====== RECORDS TO PROCESS

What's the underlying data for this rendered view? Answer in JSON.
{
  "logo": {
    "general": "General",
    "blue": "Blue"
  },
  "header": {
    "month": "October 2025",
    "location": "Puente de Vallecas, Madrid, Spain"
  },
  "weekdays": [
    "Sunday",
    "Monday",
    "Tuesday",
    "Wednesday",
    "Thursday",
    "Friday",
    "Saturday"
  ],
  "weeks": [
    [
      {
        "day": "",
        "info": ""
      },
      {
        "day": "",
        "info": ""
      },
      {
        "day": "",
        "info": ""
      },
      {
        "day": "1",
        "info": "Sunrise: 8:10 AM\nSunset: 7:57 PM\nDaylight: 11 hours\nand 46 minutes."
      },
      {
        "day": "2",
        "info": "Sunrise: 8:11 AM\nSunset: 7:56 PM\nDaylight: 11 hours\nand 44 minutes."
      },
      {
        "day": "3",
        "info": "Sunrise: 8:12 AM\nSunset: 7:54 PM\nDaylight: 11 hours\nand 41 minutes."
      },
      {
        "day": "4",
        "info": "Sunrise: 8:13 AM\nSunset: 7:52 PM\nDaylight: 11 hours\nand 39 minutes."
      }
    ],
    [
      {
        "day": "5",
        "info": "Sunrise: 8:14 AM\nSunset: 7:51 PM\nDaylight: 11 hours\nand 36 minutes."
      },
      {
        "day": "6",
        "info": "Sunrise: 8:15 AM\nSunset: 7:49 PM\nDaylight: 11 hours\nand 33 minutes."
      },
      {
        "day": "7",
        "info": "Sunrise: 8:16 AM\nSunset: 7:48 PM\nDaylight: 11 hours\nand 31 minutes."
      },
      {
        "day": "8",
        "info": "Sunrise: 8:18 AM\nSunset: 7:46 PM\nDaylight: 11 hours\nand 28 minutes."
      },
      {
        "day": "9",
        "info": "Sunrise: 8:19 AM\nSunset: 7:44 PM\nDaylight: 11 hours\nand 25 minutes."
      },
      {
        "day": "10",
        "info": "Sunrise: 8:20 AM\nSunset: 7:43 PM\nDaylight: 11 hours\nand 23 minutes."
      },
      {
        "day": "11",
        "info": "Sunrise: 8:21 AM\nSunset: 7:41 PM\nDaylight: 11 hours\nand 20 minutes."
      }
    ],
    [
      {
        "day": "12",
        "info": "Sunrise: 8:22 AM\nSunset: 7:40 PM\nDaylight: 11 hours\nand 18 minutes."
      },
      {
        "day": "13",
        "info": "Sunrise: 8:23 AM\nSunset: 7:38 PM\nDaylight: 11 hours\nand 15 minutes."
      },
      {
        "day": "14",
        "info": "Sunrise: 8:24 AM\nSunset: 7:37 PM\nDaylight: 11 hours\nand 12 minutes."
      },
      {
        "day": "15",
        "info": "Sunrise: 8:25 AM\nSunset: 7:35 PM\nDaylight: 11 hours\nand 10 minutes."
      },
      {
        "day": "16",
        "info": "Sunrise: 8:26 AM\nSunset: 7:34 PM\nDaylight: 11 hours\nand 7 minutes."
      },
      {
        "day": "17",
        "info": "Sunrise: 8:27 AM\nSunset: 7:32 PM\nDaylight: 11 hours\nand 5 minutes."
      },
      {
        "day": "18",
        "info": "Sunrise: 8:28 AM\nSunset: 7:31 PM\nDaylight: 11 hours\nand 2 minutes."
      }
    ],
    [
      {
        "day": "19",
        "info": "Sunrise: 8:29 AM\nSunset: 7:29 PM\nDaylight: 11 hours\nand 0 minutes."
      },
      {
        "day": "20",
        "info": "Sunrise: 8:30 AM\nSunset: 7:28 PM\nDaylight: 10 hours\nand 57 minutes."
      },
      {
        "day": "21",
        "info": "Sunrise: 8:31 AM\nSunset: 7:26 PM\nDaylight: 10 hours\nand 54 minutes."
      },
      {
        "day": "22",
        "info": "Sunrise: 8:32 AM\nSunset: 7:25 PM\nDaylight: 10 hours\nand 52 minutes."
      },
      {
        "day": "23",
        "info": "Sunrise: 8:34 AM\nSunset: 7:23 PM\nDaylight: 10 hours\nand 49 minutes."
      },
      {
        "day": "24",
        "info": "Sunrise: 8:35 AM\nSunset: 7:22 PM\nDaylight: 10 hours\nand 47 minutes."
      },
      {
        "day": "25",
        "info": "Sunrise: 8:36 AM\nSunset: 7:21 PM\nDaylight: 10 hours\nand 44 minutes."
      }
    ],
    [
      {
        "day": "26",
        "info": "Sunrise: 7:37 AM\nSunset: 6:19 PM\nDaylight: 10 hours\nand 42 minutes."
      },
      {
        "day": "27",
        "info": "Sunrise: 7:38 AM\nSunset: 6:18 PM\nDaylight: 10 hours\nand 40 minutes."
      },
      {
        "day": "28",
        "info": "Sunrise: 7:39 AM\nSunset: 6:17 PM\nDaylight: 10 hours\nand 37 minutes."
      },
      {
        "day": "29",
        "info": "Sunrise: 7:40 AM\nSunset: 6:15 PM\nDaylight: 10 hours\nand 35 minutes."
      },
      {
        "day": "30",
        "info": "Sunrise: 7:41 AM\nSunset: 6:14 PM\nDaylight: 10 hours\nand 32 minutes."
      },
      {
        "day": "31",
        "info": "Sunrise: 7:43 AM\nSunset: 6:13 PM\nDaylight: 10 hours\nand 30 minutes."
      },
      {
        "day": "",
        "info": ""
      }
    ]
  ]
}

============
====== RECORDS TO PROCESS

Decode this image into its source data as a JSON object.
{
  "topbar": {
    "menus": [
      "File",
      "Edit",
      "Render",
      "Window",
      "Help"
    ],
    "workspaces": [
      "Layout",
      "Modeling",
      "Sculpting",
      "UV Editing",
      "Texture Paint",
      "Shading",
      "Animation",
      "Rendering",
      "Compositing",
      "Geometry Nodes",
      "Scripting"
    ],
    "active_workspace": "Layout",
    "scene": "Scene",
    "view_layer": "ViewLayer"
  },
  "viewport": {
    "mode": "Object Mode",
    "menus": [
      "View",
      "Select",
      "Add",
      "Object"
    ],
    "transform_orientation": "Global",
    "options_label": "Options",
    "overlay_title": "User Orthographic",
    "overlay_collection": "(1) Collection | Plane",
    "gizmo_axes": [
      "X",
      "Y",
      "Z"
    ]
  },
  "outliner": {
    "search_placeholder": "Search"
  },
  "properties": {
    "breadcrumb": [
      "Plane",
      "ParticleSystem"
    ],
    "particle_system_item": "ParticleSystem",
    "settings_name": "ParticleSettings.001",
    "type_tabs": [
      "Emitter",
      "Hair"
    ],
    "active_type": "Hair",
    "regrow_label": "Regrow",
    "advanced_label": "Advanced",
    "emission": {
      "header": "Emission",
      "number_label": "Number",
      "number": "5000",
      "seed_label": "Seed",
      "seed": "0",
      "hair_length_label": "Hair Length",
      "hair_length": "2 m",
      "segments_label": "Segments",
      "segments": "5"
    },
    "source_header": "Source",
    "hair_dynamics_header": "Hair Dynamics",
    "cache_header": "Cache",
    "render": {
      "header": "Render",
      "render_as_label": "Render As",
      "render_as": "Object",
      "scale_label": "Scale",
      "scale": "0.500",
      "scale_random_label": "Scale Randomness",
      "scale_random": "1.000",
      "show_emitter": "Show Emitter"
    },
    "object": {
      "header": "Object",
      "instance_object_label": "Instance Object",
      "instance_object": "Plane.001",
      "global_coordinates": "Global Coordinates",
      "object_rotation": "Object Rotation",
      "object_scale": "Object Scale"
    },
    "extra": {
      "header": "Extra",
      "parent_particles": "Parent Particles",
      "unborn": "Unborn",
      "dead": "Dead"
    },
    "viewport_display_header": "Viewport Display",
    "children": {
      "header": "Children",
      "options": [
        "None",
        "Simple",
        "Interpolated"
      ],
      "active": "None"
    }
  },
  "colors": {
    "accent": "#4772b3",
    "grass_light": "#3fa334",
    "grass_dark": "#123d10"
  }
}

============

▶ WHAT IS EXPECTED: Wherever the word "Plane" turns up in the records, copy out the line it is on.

▶ WRITTEN RESPONSE:
    "overlay_collection": "(1) Collection | Plane",
      "Plane",
      "instance_object": "Plane.001",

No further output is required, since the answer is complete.